It’s essential to take the time and visualize these questions by putting yourself in the scenarios. You need to see the answers to these questions in your head before you can feel them in your heart and eventually have the answers fuel your hands when implementing your financial plan.

These are some heavy questions, no doubt, but they are useful in getting you to remove all the extra noise of life and getting to what matters. The answers to these questions are your core values; write them down because they will help you create and prioritize your financial planning goals.

2. Envision Your Ideal Life

Now that you know what’s most important to you in life, ask yourself, are you putting the time and effort into those things? The answer for most of us is no. However, the good news is that you have the clarity now to be intentional about how you spend your resources (time, money, skills, and energy).

Before you begin to create your goals, take some time to envision your ideal life, one where you are living in alignment with your core values. How would you structure your time? Where would you live? Who is in your life? How does your fulfilled life look? These things are all important because they will shape the goals you create.

Note: Don’t hold back when envisioning your ideal life; the time for figuring out the HOW will come later. Right now, just focus on the dream life that is aligned with your core values.

3. Create Your Goals

After you have painted the picture of your ideal life, you can begin to create goals for living it. Start by asking yourself what you can do now to move closer to living the life you envisioned? The intention here is to develop goals that will help you live your best life for the rest of your life. Meaning, you don’t want to go bankrupt five years from now due to overspending, nor do you want to save every penny and put your current life in the deep freezer. Think sustainability and balance when developing your goals.

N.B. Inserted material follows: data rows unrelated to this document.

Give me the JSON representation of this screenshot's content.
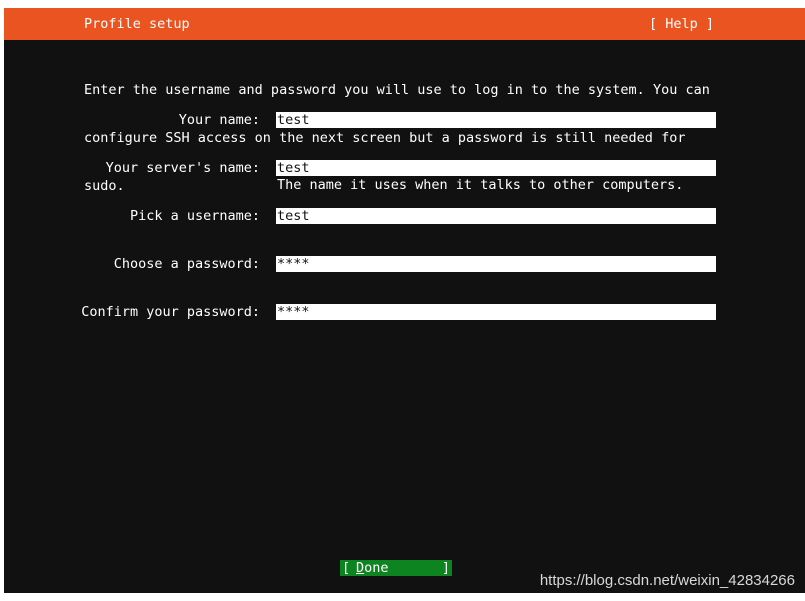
{
  "header": {
    "title": "Profile setup",
    "help_label": "[ Help ]"
  },
  "intro": {
    "lines": [
      "Enter the username and password you will use to log in to the system. You can",
      "configure SSH access on the next screen but a password is still needed for",
      "sudo."
    ]
  },
  "form": {
    "your_name": {
      "label": "Your name:",
      "value": "test"
    },
    "server_name": {
      "label": "Your server's name:",
      "value": "test",
      "help": "The name it uses when it talks to other computers."
    },
    "username": {
      "label": "Pick a username:",
      "value": "test"
    },
    "password": {
      "label": "Choose a password:",
      "value": "****"
    },
    "confirm_password": {
      "label": "Confirm your password:",
      "value": "****"
    }
  },
  "footer": {
    "done_open": "[",
    "done_hotkey": "D",
    "done_rest": "one",
    "done_close": "]"
  },
  "watermark": "https://blog.csdn.net/weixin_42834266",
  "colors": {
    "header_bg": "#e95420",
    "screen_bg": "#111111",
    "done_bg": "#0e8420",
    "input_bg": "#ffffff"
  }
}
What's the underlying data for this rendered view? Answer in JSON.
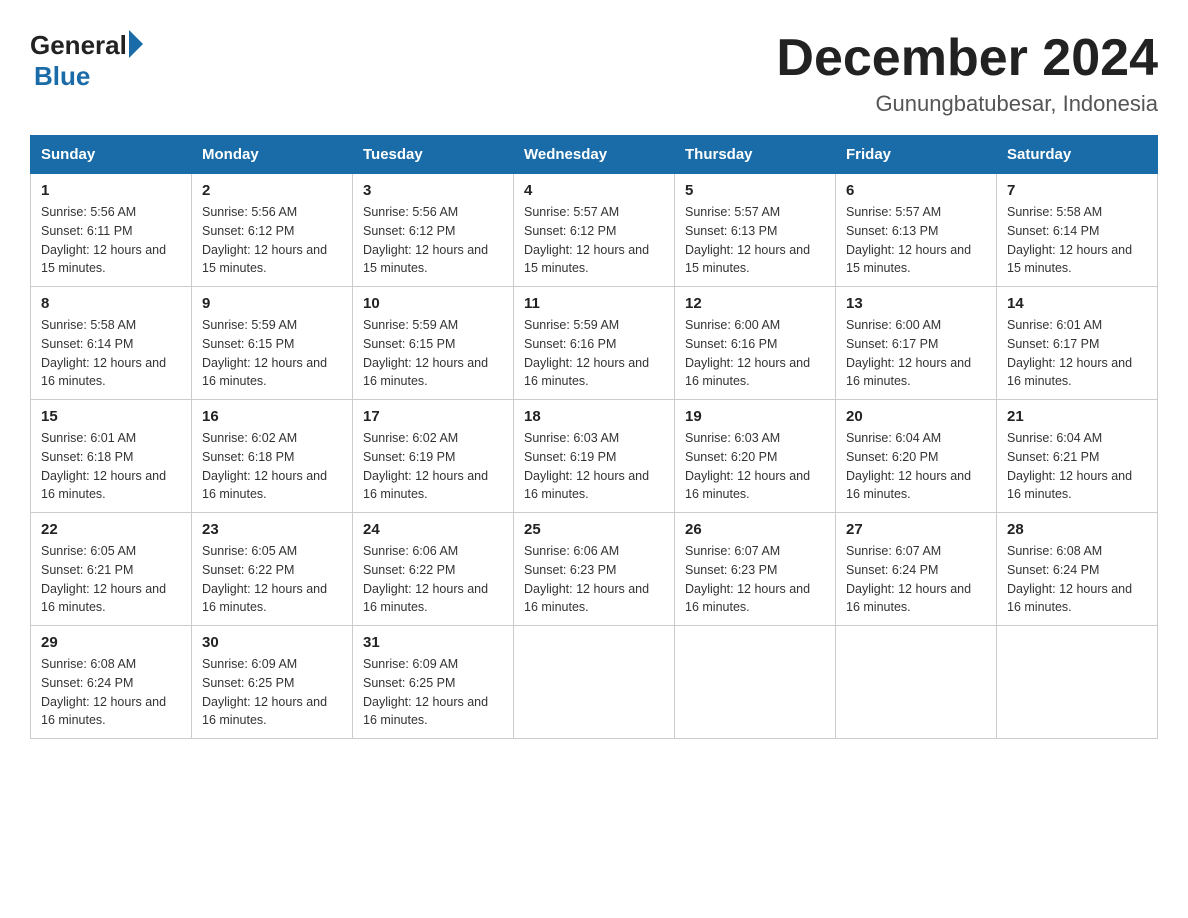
{
  "header": {
    "logo_general": "General",
    "logo_blue": "Blue",
    "title": "December 2024",
    "subtitle": "Gunungbatubesar, Indonesia"
  },
  "weekdays": [
    "Sunday",
    "Monday",
    "Tuesday",
    "Wednesday",
    "Thursday",
    "Friday",
    "Saturday"
  ],
  "weeks": [
    [
      {
        "day": "1",
        "sunrise": "5:56 AM",
        "sunset": "6:11 PM",
        "daylight": "12 hours and 15 minutes."
      },
      {
        "day": "2",
        "sunrise": "5:56 AM",
        "sunset": "6:12 PM",
        "daylight": "12 hours and 15 minutes."
      },
      {
        "day": "3",
        "sunrise": "5:56 AM",
        "sunset": "6:12 PM",
        "daylight": "12 hours and 15 minutes."
      },
      {
        "day": "4",
        "sunrise": "5:57 AM",
        "sunset": "6:12 PM",
        "daylight": "12 hours and 15 minutes."
      },
      {
        "day": "5",
        "sunrise": "5:57 AM",
        "sunset": "6:13 PM",
        "daylight": "12 hours and 15 minutes."
      },
      {
        "day": "6",
        "sunrise": "5:57 AM",
        "sunset": "6:13 PM",
        "daylight": "12 hours and 15 minutes."
      },
      {
        "day": "7",
        "sunrise": "5:58 AM",
        "sunset": "6:14 PM",
        "daylight": "12 hours and 15 minutes."
      }
    ],
    [
      {
        "day": "8",
        "sunrise": "5:58 AM",
        "sunset": "6:14 PM",
        "daylight": "12 hours and 16 minutes."
      },
      {
        "day": "9",
        "sunrise": "5:59 AM",
        "sunset": "6:15 PM",
        "daylight": "12 hours and 16 minutes."
      },
      {
        "day": "10",
        "sunrise": "5:59 AM",
        "sunset": "6:15 PM",
        "daylight": "12 hours and 16 minutes."
      },
      {
        "day": "11",
        "sunrise": "5:59 AM",
        "sunset": "6:16 PM",
        "daylight": "12 hours and 16 minutes."
      },
      {
        "day": "12",
        "sunrise": "6:00 AM",
        "sunset": "6:16 PM",
        "daylight": "12 hours and 16 minutes."
      },
      {
        "day": "13",
        "sunrise": "6:00 AM",
        "sunset": "6:17 PM",
        "daylight": "12 hours and 16 minutes."
      },
      {
        "day": "14",
        "sunrise": "6:01 AM",
        "sunset": "6:17 PM",
        "daylight": "12 hours and 16 minutes."
      }
    ],
    [
      {
        "day": "15",
        "sunrise": "6:01 AM",
        "sunset": "6:18 PM",
        "daylight": "12 hours and 16 minutes."
      },
      {
        "day": "16",
        "sunrise": "6:02 AM",
        "sunset": "6:18 PM",
        "daylight": "12 hours and 16 minutes."
      },
      {
        "day": "17",
        "sunrise": "6:02 AM",
        "sunset": "6:19 PM",
        "daylight": "12 hours and 16 minutes."
      },
      {
        "day": "18",
        "sunrise": "6:03 AM",
        "sunset": "6:19 PM",
        "daylight": "12 hours and 16 minutes."
      },
      {
        "day": "19",
        "sunrise": "6:03 AM",
        "sunset": "6:20 PM",
        "daylight": "12 hours and 16 minutes."
      },
      {
        "day": "20",
        "sunrise": "6:04 AM",
        "sunset": "6:20 PM",
        "daylight": "12 hours and 16 minutes."
      },
      {
        "day": "21",
        "sunrise": "6:04 AM",
        "sunset": "6:21 PM",
        "daylight": "12 hours and 16 minutes."
      }
    ],
    [
      {
        "day": "22",
        "sunrise": "6:05 AM",
        "sunset": "6:21 PM",
        "daylight": "12 hours and 16 minutes."
      },
      {
        "day": "23",
        "sunrise": "6:05 AM",
        "sunset": "6:22 PM",
        "daylight": "12 hours and 16 minutes."
      },
      {
        "day": "24",
        "sunrise": "6:06 AM",
        "sunset": "6:22 PM",
        "daylight": "12 hours and 16 minutes."
      },
      {
        "day": "25",
        "sunrise": "6:06 AM",
        "sunset": "6:23 PM",
        "daylight": "12 hours and 16 minutes."
      },
      {
        "day": "26",
        "sunrise": "6:07 AM",
        "sunset": "6:23 PM",
        "daylight": "12 hours and 16 minutes."
      },
      {
        "day": "27",
        "sunrise": "6:07 AM",
        "sunset": "6:24 PM",
        "daylight": "12 hours and 16 minutes."
      },
      {
        "day": "28",
        "sunrise": "6:08 AM",
        "sunset": "6:24 PM",
        "daylight": "12 hours and 16 minutes."
      }
    ],
    [
      {
        "day": "29",
        "sunrise": "6:08 AM",
        "sunset": "6:24 PM",
        "daylight": "12 hours and 16 minutes."
      },
      {
        "day": "30",
        "sunrise": "6:09 AM",
        "sunset": "6:25 PM",
        "daylight": "12 hours and 16 minutes."
      },
      {
        "day": "31",
        "sunrise": "6:09 AM",
        "sunset": "6:25 PM",
        "daylight": "12 hours and 16 minutes."
      },
      null,
      null,
      null,
      null
    ]
  ]
}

Many of your goals may be long term; however, you can usually do a few things in the short term that will move you closer to living your ideal life. Also, keep in mind that not all of your goals will be directly related to your finances. For example, one of my core values is being a good father. So, I decided that one of my goals would be to have more meaningful conversations with my children. With that goal in mind, I began to set aside one hour every night to my tuck my children into bed and ask them about their favorite part of the day. Although this goal doesn’t exactly involve money, it does involve my most important resource, my time. Hence, if I am ever tempted to work late, I know that tucking my children into bed and asking them about their day is an important goal. Thus, I will be more intentional with my time and my work schedule. Remember, the focus of your financial life plan is not your money; it’s your life.

Note: Learn more about structuring your goals here.

Final Thoughts

We all know money is important in our lives, but our financial plan’s focus shouldn’t be on merely getting rich but rather on living a rich life. Taking the time upfront to paint the picture of your ideal life and aligning your goals to that life will ensure that you’re mentally and emotionally invested in your financial life plan. If your head and your heart are aligned behind your plan, your hands will do the work. Although some sacrifices will undoubtedly need to be made, most people find that their dream life is worth the sacrifice and commitment necessary to make it happen. Lastly, remember that aligning your life with your core values is a process and will take time. If you need help developing a life centered financial plan, or want an expert opinion, consult with a qualified financial planner.

Author: Jose Armenta, MsBA, CFP®, ChFC®, EA

Hi, I’m Jose Armenta, a Certified Financial Planner practitioner. For over 14 years, I have worked with or among federal employees, from serving in the Marine Corps to my stint as a police dispatcher and now as a financial planner specializing in helping FERS federal employees. In that time, I have spoken to hundreds of federal employees about their benefits and retirement. Helping federal employees maximize their benefits, reduce taxes, and live confidently is a passion of mine. When I am not perfecting financial plans, you’ll find me at the shooting range, playing the drums, or breaching blanket forts with my three little ones.